**TASK PROMPT:**
An exact, complete copy of the entries below is required, minus any pictures.

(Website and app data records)
- - -
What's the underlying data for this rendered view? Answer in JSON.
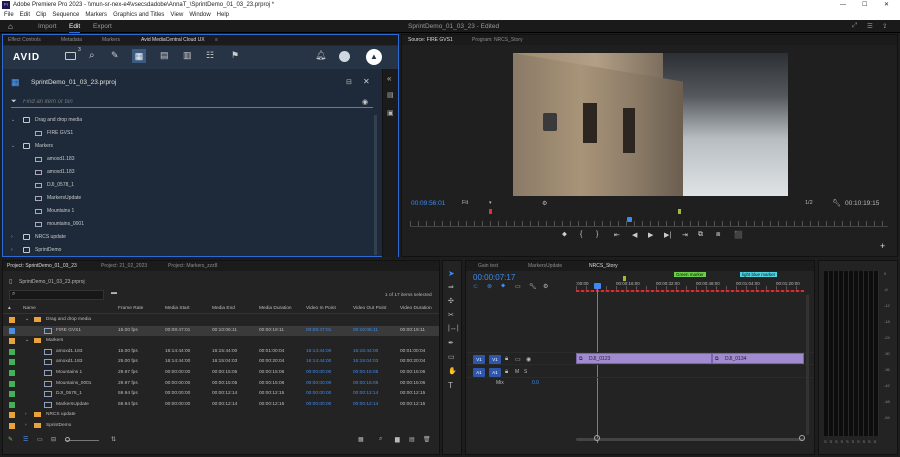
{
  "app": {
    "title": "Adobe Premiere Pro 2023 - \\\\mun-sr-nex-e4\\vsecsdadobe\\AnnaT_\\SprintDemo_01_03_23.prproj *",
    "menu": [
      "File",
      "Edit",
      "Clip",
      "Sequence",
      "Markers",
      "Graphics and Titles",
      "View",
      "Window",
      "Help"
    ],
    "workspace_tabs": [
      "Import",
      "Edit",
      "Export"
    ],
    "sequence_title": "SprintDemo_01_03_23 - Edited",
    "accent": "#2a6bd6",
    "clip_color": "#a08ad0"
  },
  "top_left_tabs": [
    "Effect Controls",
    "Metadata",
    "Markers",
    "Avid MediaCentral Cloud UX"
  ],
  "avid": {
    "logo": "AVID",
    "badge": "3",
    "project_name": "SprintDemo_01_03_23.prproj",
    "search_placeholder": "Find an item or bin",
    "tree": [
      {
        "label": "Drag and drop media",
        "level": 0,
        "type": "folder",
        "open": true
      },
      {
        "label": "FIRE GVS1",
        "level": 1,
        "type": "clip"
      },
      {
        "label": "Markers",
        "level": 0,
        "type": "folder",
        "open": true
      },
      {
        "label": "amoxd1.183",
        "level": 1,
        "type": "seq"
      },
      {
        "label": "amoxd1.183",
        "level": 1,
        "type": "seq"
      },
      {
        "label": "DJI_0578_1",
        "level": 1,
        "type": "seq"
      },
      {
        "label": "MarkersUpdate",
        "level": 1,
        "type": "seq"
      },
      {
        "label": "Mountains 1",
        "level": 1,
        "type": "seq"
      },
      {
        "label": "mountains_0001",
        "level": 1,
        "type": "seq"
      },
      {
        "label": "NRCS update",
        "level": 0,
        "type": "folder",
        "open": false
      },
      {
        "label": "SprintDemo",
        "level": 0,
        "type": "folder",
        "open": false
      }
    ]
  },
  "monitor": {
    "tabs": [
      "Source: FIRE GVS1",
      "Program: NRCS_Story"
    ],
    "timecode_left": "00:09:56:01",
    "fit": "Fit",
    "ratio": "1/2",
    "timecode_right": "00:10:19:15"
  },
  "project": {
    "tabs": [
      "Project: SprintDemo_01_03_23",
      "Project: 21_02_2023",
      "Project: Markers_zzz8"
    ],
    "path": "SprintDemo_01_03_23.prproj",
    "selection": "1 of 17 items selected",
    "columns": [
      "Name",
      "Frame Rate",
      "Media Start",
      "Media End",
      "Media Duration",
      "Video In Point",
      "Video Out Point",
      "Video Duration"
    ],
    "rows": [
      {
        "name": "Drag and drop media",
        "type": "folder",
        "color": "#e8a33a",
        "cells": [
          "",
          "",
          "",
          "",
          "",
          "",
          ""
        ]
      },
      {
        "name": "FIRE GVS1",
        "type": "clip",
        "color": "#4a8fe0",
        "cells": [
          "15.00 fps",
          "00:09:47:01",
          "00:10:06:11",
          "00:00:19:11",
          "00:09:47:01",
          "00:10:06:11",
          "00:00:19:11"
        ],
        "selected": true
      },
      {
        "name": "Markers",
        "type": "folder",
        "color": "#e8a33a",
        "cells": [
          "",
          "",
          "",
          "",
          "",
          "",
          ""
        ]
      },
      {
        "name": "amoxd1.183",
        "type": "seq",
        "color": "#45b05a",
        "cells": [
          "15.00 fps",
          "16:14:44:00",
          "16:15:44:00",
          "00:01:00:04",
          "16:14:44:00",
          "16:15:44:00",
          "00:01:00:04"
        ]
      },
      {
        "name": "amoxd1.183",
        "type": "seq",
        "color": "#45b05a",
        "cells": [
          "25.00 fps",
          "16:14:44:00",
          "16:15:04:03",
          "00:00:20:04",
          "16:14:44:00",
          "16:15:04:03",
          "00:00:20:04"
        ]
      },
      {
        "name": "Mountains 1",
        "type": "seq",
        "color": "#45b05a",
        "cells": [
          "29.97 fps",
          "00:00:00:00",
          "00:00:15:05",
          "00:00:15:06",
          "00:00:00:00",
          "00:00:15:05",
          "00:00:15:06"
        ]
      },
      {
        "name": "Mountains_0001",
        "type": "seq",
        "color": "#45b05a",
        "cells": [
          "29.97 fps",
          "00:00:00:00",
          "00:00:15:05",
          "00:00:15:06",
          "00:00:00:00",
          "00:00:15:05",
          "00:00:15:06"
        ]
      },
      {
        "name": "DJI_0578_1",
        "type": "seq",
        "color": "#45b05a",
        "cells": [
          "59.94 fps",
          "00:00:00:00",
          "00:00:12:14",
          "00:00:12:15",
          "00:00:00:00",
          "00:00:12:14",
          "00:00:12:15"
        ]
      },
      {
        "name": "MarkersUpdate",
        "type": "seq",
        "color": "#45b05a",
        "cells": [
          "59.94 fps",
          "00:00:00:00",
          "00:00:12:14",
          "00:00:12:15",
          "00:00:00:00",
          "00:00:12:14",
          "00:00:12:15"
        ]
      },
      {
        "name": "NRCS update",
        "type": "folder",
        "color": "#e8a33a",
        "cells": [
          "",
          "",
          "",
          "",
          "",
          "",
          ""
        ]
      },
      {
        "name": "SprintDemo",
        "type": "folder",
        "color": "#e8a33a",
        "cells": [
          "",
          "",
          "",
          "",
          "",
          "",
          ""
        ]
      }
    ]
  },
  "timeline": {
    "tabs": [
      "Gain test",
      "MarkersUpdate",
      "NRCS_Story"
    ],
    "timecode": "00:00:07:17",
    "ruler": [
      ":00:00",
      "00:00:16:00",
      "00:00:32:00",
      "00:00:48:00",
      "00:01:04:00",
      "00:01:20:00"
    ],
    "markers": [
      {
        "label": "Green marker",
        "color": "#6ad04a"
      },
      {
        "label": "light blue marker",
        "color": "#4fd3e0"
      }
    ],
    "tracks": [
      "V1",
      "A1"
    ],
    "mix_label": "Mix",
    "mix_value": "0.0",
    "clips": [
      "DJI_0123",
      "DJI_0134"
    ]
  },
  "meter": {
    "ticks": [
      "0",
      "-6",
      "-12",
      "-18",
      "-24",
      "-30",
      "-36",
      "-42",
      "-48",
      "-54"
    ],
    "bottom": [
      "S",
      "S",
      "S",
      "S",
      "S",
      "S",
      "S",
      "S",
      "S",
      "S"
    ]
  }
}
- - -
**TASK RESPONSE:**
What's the underlying data for this rendered view? Answer in JSON.
{
  "app": {
    "title": "Adobe Premiere Pro 2023 - \\\\mun-sr-nex-e4\\vsecsdadobe\\AnnaT_\\SprintDemo_01_03_23.prproj *",
    "menu": [
      "File",
      "Edit",
      "Clip",
      "Sequence",
      "Markers",
      "Graphics and Titles",
      "View",
      "Window",
      "Help"
    ],
    "workspace_tabs": [
      "Import",
      "Edit",
      "Export"
    ],
    "sequence_title": "SprintDemo_01_03_23 - Edited",
    "accent": "#2a6bd6",
    "clip_color": "#a08ad0"
  },
  "top_left_tabs": [
    "Effect Controls",
    "Metadata",
    "Markers",
    "Avid MediaCentral Cloud UX"
  ],
  "avid": {
    "logo": "AVID",
    "badge": "3",
    "project_name": "SprintDemo_01_03_23.prproj",
    "search_placeholder": "Find an item or bin",
    "tree": [
      {
        "label": "Drag and drop media",
        "level": 0,
        "type": "folder",
        "open": true
      },
      {
        "label": "FIRE GVS1",
        "level": 1,
        "type": "clip"
      },
      {
        "label": "Markers",
        "level": 0,
        "type": "folder",
        "open": true
      },
      {
        "label": "amoxd1.183",
        "level": 1,
        "type": "seq"
      },
      {
        "label": "amoxd1.183",
        "level": 1,
        "type": "seq"
      },
      {
        "label": "DJI_0578_1",
        "level": 1,
        "type": "seq"
      },
      {
        "label": "MarkersUpdate",
        "level": 1,
        "type": "seq"
      },
      {
        "label": "Mountains 1",
        "level": 1,
        "type": "seq"
      },
      {
        "label": "mountains_0001",
        "level": 1,
        "type": "seq"
      },
      {
        "label": "NRCS update",
        "level": 0,
        "type": "folder",
        "open": false
      },
      {
        "label": "SprintDemo",
        "level": 0,
        "type": "folder",
        "open": false
      }
    ]
  },
  "monitor": {
    "tabs": [
      "Source: FIRE GVS1",
      "Program: NRCS_Story"
    ],
    "timecode_left": "00:09:56:01",
    "fit": "Fit",
    "ratio": "1/2",
    "timecode_right": "00:10:19:15"
  },
  "project": {
    "tabs": [
      "Project: SprintDemo_01_03_23",
      "Project: 21_02_2023",
      "Project: Markers_zzz8"
    ],
    "path": "SprintDemo_01_03_23.prproj",
    "selection": "1 of 17 items selected",
    "columns": [
      "Name",
      "Frame Rate",
      "Media Start",
      "Media End",
      "Media Duration",
      "Video In Point",
      "Video Out Point",
      "Video Duration"
    ],
    "rows": [
      {
        "name": "Drag and drop media",
        "type": "folder",
        "color": "#e8a33a",
        "cells": [
          "",
          "",
          "",
          "",
          "",
          "",
          ""
        ]
      },
      {
        "name": "FIRE GVS1",
        "type": "clip",
        "color": "#4a8fe0",
        "cells": [
          "15.00 fps",
          "00:09:47:01",
          "00:10:06:11",
          "00:00:19:11",
          "00:09:47:01",
          "00:10:06:11",
          "00:00:19:11"
        ],
        "selected": true
      },
      {
        "name": "Markers",
        "type": "folder",
        "color": "#e8a33a",
        "cells": [
          "",
          "",
          "",
          "",
          "",
          "",
          ""
        ]
      },
      {
        "name": "amoxd1.183",
        "type": "seq",
        "color": "#45b05a",
        "cells": [
          "15.00 fps",
          "16:14:44:00",
          "16:15:44:00",
          "00:01:00:04",
          "16:14:44:00",
          "16:15:44:00",
          "00:01:00:04"
        ]
      },
      {
        "name": "amoxd1.183",
        "type": "seq",
        "color": "#45b05a",
        "cells": [
          "25.00 fps",
          "16:14:44:00",
          "16:15:04:03",
          "00:00:20:04",
          "16:14:44:00",
          "16:15:04:03",
          "00:00:20:04"
        ]
      },
      {
        "name": "Mountains 1",
        "type": "seq",
        "color": "#45b05a",
        "cells": [
          "29.97 fps",
          "00:00:00:00",
          "00:00:15:05",
          "00:00:15:06",
          "00:00:00:00",
          "00:00:15:05",
          "00:00:15:06"
        ]
      },
      {
        "name": "Mountains_0001",
        "type": "seq",
        "color": "#45b05a",
        "cells": [
          "29.97 fps",
          "00:00:00:00",
          "00:00:15:05",
          "00:00:15:06",
          "00:00:00:00",
          "00:00:15:05",
          "00:00:15:06"
        ]
      },
      {
        "name": "DJI_0578_1",
        "type": "seq",
        "color": "#45b05a",
        "cells": [
          "59.94 fps",
          "00:00:00:00",
          "00:00:12:14",
          "00:00:12:15",
          "00:00:00:00",
          "00:00:12:14",
          "00:00:12:15"
        ]
      },
      {
        "name": "MarkersUpdate",
        "type": "seq",
        "color": "#45b05a",
        "cells": [
          "59.94 fps",
          "00:00:00:00",
          "00:00:12:14",
          "00:00:12:15",
          "00:00:00:00",
          "00:00:12:14",
          "00:00:12:15"
        ]
      },
      {
        "name": "NRCS update",
        "type": "folder",
        "color": "#e8a33a",
        "cells": [
          "",
          "",
          "",
          "",
          "",
          "",
          ""
        ]
      },
      {
        "name": "SprintDemo",
        "type": "folder",
        "color": "#e8a33a",
        "cells": [
          "",
          "",
          "",
          "",
          "",
          "",
          ""
        ]
      }
    ]
  },
  "timeline": {
    "tabs": [
      "Gain test",
      "MarkersUpdate",
      "NRCS_Story"
    ],
    "timecode": "00:00:07:17",
    "ruler": [
      ":00:00",
      "00:00:16:00",
      "00:00:32:00",
      "00:00:48:00",
      "00:01:04:00",
      "00:01:20:00"
    ],
    "markers": [
      {
        "label": "Green marker",
        "color": "#6ad04a"
      },
      {
        "label": "light blue marker",
        "color": "#4fd3e0"
      }
    ],
    "tracks": [
      "V1",
      "A1"
    ],
    "mix_label": "Mix",
    "mix_value": "0.0",
    "clips": [
      "DJI_0123",
      "DJI_0134"
    ]
  },
  "meter": {
    "ticks": [
      "0",
      "-6",
      "-12",
      "-18",
      "-24",
      "-30",
      "-36",
      "-42",
      "-48",
      "-54"
    ],
    "bottom": [
      "S",
      "S",
      "S",
      "S",
      "S",
      "S",
      "S",
      "S",
      "S",
      "S"
    ]
  }
}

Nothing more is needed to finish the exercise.